In March 2008, this presentation, titled "A New Approach To Suicide Prevention: Developing Purpose-Driven Airmen," was shown at a commander's call that was mandatory for an estimated 1,000 of Lakenheath's Air Force personnel, and sent out by email to the entire base of over 5,000 the following day. As the use of the phrase "Purpose-Driven" in its title implies, also incorporated into this presentation is the wisdom of presidential candidate inquisitor Rick Warren, author of The Purpose Driven Life, a book that, second only to the Bible itself, is the most heavily promoted religious book in the military.

Following a slide stating, "Dr. Rick Warren's book, The Purpose Driven Life, provides a powerful model for Suicide Prevention, developing leaders, and making troops combat ready and effective," the author of the presentation, Air Force chaplain Capt. Christian Biscotti, brings up Charles Darwin for the first time in defining what he calls "3 Levels of Purpose."

USAF PowerPoint slide 10

On one of the next slides, Capt. Biscotti states that if we don't know where we came from we are lost, and that knowing where we come from is the origin of hope. This is followed by a slide comparing "Chance" and "Design," a.k.a. evolution and creationism.

USAF PowerPoint slide 14

And, why not work a little religious nationalism into this "suicide prevention" presentation?


Reverend Billy Leads Buy Nothing Day Service in Union Square

by Roy Edroso

"Where's Reverend Billy?" asked a young woman with a camera.

The acolyte who'd handed her a flyer for the Buy-Nothing day event at the north end of Union Square (detailing the activist Rev's "10 Commandments of Buylessness," and including a "Fun Page" of BND activities) thought a moment, then said, "Where would you like him to be?"

"Right here," the young woman said, pointing at the ground.

The acolyte -- who, unlike most of his comrades, was not dressed as an elf in green and red motley and Santa cap -- made a disappointed sound; magical thinking only works if the crowd cooperates. But the Reverend was on his way, and meanwhile his elves were getting up a dance party, encouraging the hundred or so attendees to "dance your debt away" on and around a "NOT FOR SALE" sign taped to the ground.

 Not many joined in, but the elves put their booties into it, rocking, prancing, and even break-dancing as the public address blared Motown. The crowd was at least vicariously warm as the Reverend arrived in his white suit, busted a few moves of his own, and then proceeded to the day's lesson. His electric bullhorn was weak, and his paper "First Amendment megaphone" did not serve, so his set it aside and just bellowed, stalking within the circle of listeners.
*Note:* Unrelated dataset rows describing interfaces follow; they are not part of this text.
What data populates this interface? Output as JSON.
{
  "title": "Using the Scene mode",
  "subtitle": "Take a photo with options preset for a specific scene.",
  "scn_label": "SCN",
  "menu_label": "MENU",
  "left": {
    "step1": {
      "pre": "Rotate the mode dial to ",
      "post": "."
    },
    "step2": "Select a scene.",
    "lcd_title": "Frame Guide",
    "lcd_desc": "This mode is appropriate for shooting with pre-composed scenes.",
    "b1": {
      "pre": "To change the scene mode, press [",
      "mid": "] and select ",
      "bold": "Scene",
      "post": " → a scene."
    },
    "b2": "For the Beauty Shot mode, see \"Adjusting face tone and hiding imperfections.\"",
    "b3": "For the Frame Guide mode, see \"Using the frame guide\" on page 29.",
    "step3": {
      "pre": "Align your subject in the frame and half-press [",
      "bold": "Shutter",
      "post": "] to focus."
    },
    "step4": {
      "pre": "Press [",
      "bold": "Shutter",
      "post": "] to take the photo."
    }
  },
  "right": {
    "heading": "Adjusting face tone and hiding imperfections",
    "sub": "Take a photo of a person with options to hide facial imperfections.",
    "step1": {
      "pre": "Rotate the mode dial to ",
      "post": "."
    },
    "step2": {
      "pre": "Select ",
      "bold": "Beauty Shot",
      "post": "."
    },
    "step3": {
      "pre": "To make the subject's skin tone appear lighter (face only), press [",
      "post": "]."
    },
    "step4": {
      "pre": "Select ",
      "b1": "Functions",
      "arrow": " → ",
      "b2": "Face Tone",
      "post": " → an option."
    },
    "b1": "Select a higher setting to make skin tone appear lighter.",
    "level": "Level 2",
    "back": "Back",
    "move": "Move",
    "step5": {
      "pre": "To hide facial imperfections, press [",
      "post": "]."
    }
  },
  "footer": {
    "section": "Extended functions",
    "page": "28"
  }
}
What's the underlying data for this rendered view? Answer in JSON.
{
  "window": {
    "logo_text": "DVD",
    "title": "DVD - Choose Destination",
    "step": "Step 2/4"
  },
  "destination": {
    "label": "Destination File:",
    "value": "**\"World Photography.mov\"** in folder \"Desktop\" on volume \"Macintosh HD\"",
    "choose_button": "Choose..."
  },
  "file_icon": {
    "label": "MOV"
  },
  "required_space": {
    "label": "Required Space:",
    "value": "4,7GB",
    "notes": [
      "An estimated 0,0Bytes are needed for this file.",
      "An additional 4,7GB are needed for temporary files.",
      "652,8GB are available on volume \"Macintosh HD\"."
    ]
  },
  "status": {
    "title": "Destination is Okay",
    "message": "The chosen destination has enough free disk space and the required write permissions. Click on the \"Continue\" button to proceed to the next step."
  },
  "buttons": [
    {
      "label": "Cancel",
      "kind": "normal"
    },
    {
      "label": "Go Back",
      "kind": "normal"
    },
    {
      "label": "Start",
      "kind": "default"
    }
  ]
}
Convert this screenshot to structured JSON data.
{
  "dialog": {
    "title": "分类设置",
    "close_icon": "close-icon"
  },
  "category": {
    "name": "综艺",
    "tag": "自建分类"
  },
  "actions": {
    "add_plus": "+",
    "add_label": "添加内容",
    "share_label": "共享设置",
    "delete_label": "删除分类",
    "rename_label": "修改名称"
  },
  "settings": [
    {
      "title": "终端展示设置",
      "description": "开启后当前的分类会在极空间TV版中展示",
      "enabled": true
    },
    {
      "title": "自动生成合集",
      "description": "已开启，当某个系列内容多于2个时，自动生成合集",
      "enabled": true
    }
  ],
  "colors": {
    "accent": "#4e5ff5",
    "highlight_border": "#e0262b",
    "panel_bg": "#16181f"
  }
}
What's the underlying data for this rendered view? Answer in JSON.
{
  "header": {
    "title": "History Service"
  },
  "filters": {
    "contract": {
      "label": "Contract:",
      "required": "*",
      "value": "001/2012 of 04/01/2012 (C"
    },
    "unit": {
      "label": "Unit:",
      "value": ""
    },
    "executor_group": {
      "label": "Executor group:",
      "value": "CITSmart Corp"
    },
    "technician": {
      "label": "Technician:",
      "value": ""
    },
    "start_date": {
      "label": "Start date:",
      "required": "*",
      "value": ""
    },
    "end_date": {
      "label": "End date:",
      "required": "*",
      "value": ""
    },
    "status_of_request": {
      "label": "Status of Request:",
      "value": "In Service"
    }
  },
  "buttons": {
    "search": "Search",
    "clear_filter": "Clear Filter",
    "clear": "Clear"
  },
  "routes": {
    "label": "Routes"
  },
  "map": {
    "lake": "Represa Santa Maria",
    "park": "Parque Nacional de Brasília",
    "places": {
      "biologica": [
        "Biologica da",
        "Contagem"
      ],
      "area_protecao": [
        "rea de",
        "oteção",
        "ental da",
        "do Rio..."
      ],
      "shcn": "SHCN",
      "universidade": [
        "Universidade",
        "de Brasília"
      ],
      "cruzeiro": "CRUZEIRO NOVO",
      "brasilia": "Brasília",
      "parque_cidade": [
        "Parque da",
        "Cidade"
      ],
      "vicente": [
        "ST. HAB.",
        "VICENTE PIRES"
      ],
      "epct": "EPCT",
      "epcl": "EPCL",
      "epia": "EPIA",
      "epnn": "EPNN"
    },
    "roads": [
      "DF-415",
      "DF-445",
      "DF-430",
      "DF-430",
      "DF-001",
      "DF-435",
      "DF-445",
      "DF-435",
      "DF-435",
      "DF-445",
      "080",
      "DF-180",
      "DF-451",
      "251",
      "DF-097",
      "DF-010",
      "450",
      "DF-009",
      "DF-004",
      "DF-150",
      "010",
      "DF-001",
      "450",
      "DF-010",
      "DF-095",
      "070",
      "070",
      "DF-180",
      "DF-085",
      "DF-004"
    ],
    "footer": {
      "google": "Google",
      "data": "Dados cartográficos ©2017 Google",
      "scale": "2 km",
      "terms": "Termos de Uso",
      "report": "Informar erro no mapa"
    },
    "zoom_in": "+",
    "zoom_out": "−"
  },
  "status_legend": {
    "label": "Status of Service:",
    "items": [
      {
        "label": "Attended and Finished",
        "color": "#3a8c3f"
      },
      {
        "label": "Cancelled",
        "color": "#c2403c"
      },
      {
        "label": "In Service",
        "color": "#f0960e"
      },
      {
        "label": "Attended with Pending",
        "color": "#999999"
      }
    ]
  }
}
 He announced he'd been to Macy's at Herald Square and could report that Black Friday shoppers were down to "25 percent as many as they were last year." The crowd applauded. "Something very exciting is happening," he said. "This economic system... is stunned, in retreat."

He told the crowd that at a Wal-Mart in Valley Stream, "a young store clerk who had the responsibility of holding back the crowds" had become a Black Friday casualty: "Suddenly the doors burst open and the young man was trampled and killed." Some people laughed; others told them, "it's true, it really happened."



Christmas card of the week